Employees will stay with bosses who support them, says the online recruiter Monster.
Research from the firm shows wellbeing is the number one reason people would choose and stay with an employer.
It says this is largely because of the impact of the coronavirus pandemic.
400 UK employees from a range of organisations and sectors were asked to mark factors in order of importance when considering an employer.
“Care” from employers is most important
The survey found that nearly 60 percent (59.5%) ranked “care” as the top or second consideration when looking for work.
Competitive pay, benefits and job security were found to be important but overall “care” was considered more important, by around 35 percent of people.
Having an interesting job was the third most important factor, for more than 45 percent.
However, employees also ranked a stimulating and innovative work environment as either their second or third consideration.
Only 4.8 percent listed a good social atmosphere, including teamwork and camaraderie as most important to them.
Career development least important
The least important factors were career development – with more than 50 percent ranking work in an organisation which invests in growing employees and providing paths to promotion 5thor 6th.
Lastly, almost half said being able to apply their skills in a challenging way and feeling that they are making a real contribution to be the least important factor.
The majority of respondents wanted to know an organisation’s position on the most important factor to them before even considering a company as a potential employer or applying for a specific job.
Others wanted to know when applying, with the information either provided in a job advert or on a firm’s careers site.
Employees care about a company’s culture
When asked about whether an organisation they plan to work for should take a stand on social issues such as BLM and trans rights, a high percentage (42%) said they thought organisations should have a public viewpoint.
This was mirrored in a follow-up question about whether firms should go public with their views on political issues such as Brexit and Scottish independence.

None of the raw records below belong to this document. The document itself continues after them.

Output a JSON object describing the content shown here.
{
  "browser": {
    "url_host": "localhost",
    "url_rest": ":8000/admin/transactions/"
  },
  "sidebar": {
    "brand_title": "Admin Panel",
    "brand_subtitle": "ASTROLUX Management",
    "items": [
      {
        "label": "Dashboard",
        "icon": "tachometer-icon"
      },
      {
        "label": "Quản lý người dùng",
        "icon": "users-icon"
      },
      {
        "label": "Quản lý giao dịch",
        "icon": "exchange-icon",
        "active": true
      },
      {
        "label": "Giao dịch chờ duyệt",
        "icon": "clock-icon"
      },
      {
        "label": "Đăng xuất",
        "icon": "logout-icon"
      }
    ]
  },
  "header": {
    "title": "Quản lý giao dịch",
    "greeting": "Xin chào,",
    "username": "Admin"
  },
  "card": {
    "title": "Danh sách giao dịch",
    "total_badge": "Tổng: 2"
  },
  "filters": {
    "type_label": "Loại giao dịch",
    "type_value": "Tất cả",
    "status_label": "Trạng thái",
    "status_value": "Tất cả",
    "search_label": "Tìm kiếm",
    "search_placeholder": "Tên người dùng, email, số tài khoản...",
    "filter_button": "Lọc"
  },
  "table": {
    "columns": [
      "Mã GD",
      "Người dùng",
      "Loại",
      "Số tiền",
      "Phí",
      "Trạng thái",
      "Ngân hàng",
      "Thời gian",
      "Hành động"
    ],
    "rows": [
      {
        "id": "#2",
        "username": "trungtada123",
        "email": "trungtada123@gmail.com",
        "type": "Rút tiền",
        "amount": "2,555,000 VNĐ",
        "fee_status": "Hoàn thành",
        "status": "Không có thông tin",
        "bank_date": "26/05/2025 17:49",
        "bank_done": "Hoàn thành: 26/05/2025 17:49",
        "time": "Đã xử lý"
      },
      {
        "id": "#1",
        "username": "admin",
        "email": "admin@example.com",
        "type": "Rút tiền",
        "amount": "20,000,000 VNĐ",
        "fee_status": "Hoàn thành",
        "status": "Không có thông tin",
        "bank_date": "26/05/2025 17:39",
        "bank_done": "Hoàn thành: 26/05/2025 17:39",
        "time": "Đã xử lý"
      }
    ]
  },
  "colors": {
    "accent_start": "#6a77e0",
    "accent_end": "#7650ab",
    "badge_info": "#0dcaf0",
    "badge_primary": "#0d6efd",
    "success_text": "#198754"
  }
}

Nearly 69% wanted prospective employees to remain neutral.
However, when asked whether a company’s reputation on social justice or political issues would influence them on whether or not to work for them, 55 percent said that it would.
Claire Barnes, Monster’s Chief Human Capital Officer, commented, “This survey shows that applicants are being very discerning about who they prefer to work for. In a market where candidates have a wider choice of roles than ever before, it’s too late for employers to leave discussion of important issues until after selection. Most candidates now want to know the attitude of potential employers to these criteria before they will even consider working for them.”